▶ **Records**
-*-*-
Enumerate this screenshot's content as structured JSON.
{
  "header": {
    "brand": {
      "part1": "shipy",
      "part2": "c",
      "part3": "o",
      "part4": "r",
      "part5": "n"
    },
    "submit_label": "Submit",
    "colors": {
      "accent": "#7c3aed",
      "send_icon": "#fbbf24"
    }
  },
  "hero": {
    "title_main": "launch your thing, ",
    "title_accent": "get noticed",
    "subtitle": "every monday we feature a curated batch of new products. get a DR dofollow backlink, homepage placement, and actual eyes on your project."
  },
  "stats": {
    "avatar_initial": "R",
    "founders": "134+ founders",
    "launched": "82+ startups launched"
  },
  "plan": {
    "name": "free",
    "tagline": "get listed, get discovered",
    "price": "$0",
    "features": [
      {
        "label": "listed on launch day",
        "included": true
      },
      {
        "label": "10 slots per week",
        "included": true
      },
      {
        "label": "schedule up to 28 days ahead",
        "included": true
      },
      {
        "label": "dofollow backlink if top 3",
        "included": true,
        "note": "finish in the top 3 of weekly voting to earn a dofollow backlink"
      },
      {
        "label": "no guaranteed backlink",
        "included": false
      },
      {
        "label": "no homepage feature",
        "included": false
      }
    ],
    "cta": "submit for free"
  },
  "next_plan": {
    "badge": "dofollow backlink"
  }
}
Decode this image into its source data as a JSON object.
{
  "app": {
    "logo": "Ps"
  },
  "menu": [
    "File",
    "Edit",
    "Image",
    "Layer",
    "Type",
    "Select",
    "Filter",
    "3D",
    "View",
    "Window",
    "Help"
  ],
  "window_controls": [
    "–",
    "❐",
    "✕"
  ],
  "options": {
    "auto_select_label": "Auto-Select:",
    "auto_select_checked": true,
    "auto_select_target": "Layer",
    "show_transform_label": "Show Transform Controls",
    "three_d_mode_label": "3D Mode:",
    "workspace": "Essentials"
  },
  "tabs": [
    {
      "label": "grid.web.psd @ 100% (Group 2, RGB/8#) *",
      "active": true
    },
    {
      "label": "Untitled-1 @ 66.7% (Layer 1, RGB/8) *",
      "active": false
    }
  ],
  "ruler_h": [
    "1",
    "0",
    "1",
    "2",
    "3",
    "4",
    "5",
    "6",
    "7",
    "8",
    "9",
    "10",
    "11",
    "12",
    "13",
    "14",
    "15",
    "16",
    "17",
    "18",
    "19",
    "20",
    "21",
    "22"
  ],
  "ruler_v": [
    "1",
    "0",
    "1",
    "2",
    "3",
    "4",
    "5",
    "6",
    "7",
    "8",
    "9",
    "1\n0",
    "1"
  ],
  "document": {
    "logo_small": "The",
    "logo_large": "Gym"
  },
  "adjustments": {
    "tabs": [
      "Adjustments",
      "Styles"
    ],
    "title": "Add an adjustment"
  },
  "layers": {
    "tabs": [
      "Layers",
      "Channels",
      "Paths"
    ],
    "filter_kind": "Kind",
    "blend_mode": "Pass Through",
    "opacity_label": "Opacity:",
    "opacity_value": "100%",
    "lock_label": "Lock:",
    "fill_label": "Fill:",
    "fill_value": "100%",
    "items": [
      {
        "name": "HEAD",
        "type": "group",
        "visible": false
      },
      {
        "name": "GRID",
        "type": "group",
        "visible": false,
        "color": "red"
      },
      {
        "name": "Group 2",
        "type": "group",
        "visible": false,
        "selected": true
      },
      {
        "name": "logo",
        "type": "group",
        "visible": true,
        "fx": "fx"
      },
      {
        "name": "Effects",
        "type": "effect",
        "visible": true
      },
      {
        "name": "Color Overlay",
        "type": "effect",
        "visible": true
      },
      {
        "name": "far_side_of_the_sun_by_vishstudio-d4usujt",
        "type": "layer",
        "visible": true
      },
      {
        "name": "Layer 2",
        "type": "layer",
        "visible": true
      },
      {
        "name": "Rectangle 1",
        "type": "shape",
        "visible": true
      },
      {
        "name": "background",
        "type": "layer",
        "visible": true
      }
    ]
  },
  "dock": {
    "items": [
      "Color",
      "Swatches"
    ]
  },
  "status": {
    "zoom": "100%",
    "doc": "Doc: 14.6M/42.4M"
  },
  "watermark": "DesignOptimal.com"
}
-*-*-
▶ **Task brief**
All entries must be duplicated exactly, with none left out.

▶ **Exercise solution**
Enumerate this screenshot's content as structured JSON.
{
  "header": {
    "brand": {
      "part1": "shipy",
      "part2": "c",
      "part3": "o",
      "part4": "r",
      "part5": "n"
    },
    "submit_label": "Submit",
    "colors": {
      "accent": "#7c3aed",
      "send_icon": "#fbbf24"
    }
  },
  "hero": {
    "title_main": "launch your thing, ",
    "title_accent": "get noticed",
    "subtitle": "every monday we feature a curated batch of new products. get a DR dofollow backlink, homepage placement, and actual eyes on your project."
  },
  "stats": {
    "avatar_initial": "R",
    "founders": "134+ founders",
    "launched": "82+ startups launched"
  },
  "plan": {
    "name": "free",
    "tagline": "get listed, get discovered",
    "price": "$0",
    "features": [
      {
        "label": "listed on launch day",
        "included": true
      },
      {
        "label": "10 slots per week",
        "included": true
      },
      {
        "label": "schedule up to 28 days ahead",
        "included": true
      },
      {
        "label": "dofollow backlink if top 3",
        "included": true,
        "note": "finish in the top 3 of weekly voting to earn a dofollow backlink"
      },
      {
        "label": "no guaranteed backlink",
        "included": false
      },
      {
        "label": "no homepage feature",
        "included": false
      }
    ],
    "cta": "submit for free"
  },
  "next_plan": {
    "badge": "dofollow backlink"
  }
}
Decode this image into its source data as a JSON object.
{
  "app": {
    "logo": "Ps"
  },
  "menu": [
    "File",
    "Edit",
    "Image",
    "Layer",
    "Type",
    "Select",
    "Filter",
    "3D",
    "View",
    "Window",
    "Help"
  ],
  "window_controls": [
    "–",
    "❐",
    "✕"
  ],
  "options": {
    "auto_select_label": "Auto-Select:",
    "auto_select_checked": true,
    "auto_select_target": "Layer",
    "show_transform_label": "Show Transform Controls",
    "three_d_mode_label": "3D Mode:",
    "workspace": "Essentials"
  },
  "tabs": [
    {
      "label": "grid.web.psd @ 100% (Group 2, RGB/8#) *",
      "active": true
    },
    {
      "label": "Untitled-1 @ 66.7% (Layer 1, RGB/8) *",
      "active": false
    }
  ],
  "ruler_h": [
    "1",
    "0",
    "1",
    "2",
    "3",
    "4",
    "5",
    "6",
    "7",
    "8",
    "9",
    "10",
    "11",
    "12",
    "13",
    "14",
    "15",
    "16",
    "17",
    "18",
    "19",
    "20",
    "21",
    "22"
  ],
  "ruler_v": [
    "1",
    "0",
    "1",
    "2",
    "3",
    "4",
    "5",
    "6",
    "7",
    "8",
    "9",
    "1\n0",
    "1"
  ],
  "document": {
    "logo_small": "The",
    "logo_large": "Gym"
  },
  "adjustments": {
    "tabs": [
      "Adjustments",
      "Styles"
    ],
    "title": "Add an adjustment"
  },
  "layers": {
    "tabs": [
      "Layers",
      "Channels",
      "Paths"
    ],
    "filter_kind": "Kind",
    "blend_mode": "Pass Through",
    "opacity_label": "Opacity:",
    "opacity_value": "100%",
    "lock_label": "Lock:",
    "fill_label": "Fill:",
    "fill_value": "100%",
    "items": [
      {
        "name": "HEAD",
        "type": "group",
        "visible": false
      },
      {
        "name": "GRID",
        "type": "group",
        "visible": false,
        "color": "red"
      },
      {
        "name": "Group 2",
        "type": "group",
        "visible": false,
        "selected": true
      },
      {
        "name": "logo",
        "type": "group",
        "visible": true,
        "fx": "fx"
      },
      {
        "name": "Effects",
        "type": "effect",
        "visible": true
      },
      {
        "name": "Color Overlay",
        "type": "effect",
        "visible": true
      },
      {
        "name": "far_side_of_the_sun_by_vishstudio-d4usujt",
        "type": "layer",
        "visible": true
      },
      {
        "name": "Layer 2",
        "type": "layer",
        "visible": true
      },
      {
        "name": "Rectangle 1",
        "type": "shape",
        "visible": true
      },
      {
        "name": "background",
        "type": "layer",
        "visible": true
      }
    ]
  },
  "dock": {
    "items": [
      "Color",
      "Swatches"
    ]
  },
  "status": {
    "zoom": "100%",
    "doc": "Doc: 14.6M/42.4M"
  },
  "watermark": "DesignOptimal.com"
}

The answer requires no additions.